Is the tenure of Mike Daniels’ as the Packers’ defensive line anchor and spiritual defensive leader ending after, or even during, his contract year of 2019?
To those who have witnessed the intangible presence of character in the multi-position defensive lineman from Iowa and how it has helped an often-young and very green defense (and we don’t mean the jersey color), that thought isn’t the most pleasing.
But with pause that the NFL is unpredictable, the idea of Daniels leaving could possibly be inevitable..
ESPN’s Bill Barnwell discusses two factors that could limit Daniels’ future with the Packers: Height and salary cap.
One involves the fact that the Packers are acting much like the Milwaukee Bucks in their defensive personnel decisions, focusing on length – something that isn’t necessarily thought of on the forefront of defensive personnel moves, but one which may be of a premium for Mike Pettine’s defense.

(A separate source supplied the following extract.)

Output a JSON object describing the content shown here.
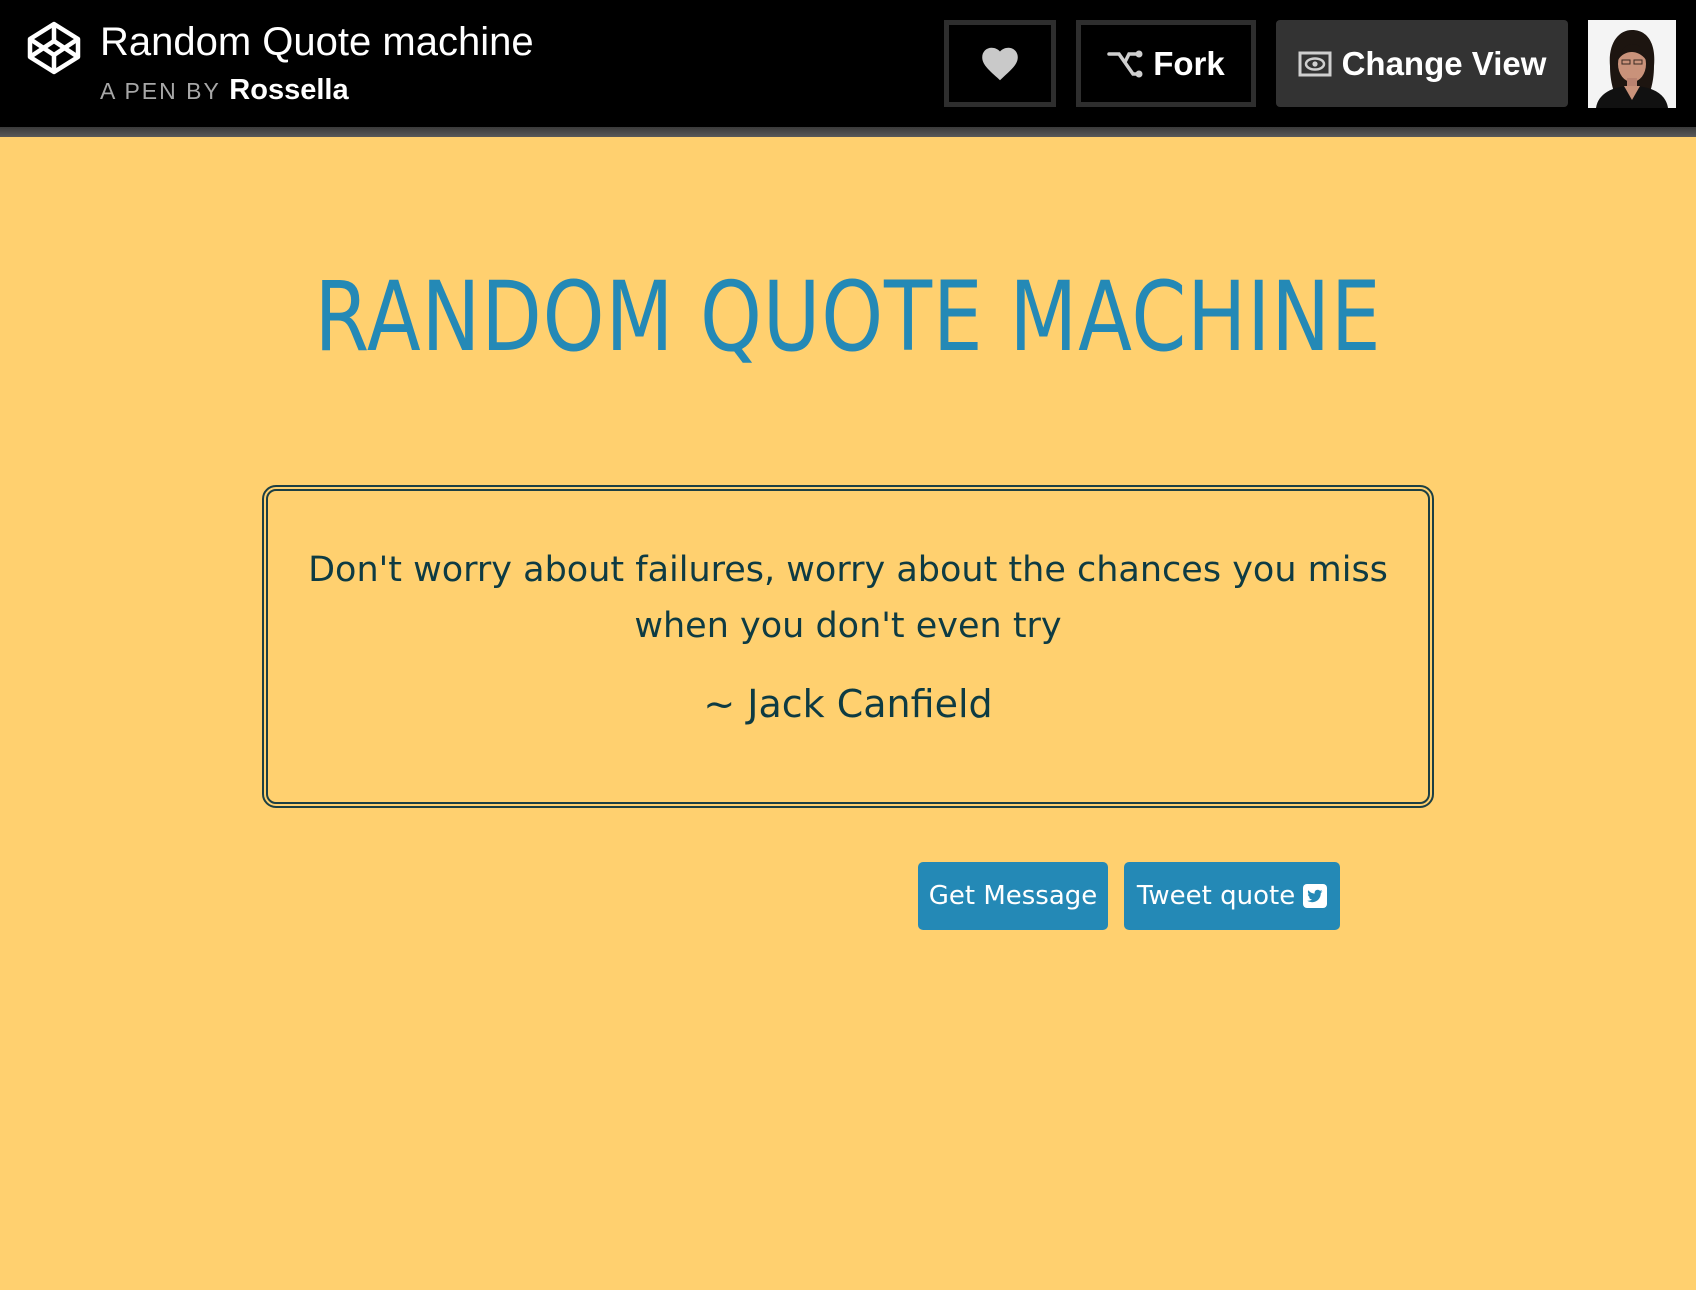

Barnwell cites six current Packers interior linemen and edge rushers now on the squad, four of whom came on free agency or draft decisions:
– DT Kenny Clark (6’3″)
– DE Rashan Gary (6’5″)
– DT Kingsley Keke (6’3″)
– DE Dean Lowry (6’5″)
– LB Preston Smith (6’5″)
– LB Za’Darius Smith (6’4″)
Daniels is 6’0″. Above average for the male body, but apparently not for the Packers’ defensive line personnel group.
Then there is the overall salary cap on defense. Barnwell cites how the moves to pick up both Smiths, along with safety Adrian Amos and guard Billy Turner, will mean a $47.8 million cap hit in 2020.
Can they afford keeping Daniels, who will be 31 in 2020?
The argument for keeping him is that intangible quality of character and leadership along with institutional knowledge.
Daniels has been around Lambeau Field since 2012, longer than any member of the defense. He has truly become the defense’s motivational leader on the roster, the emotional driver of the team’s performance.
That knowledge and emotional factor could be intrinsically critical when it comes to the other six, much taller linemen cited above. Those six have just a combined eight years in the Packers’ defense.
Overall, the other eight linemen currently on the Packers’ defensive line depth chart have a combined 18 years of NFL experience.
Daniels’ presence in the locker room may bring even more dividends in performance than what a defensive lineman’s skills would tend to produce after he moves past 30 years old.
And trust me, age won’t necessarily stop the ultra-motor in Daniels’ belly from leading to Pro Bowl-caliber performance.
Is that a worthy enough reason to keep him beyond 2019 at 1265 Lombardi Avenue? That’s Brian Gutekunst’s call, and the realities of the NFL are what they are.
But there are ample reasons to truly discern keeping Daniels for the long term.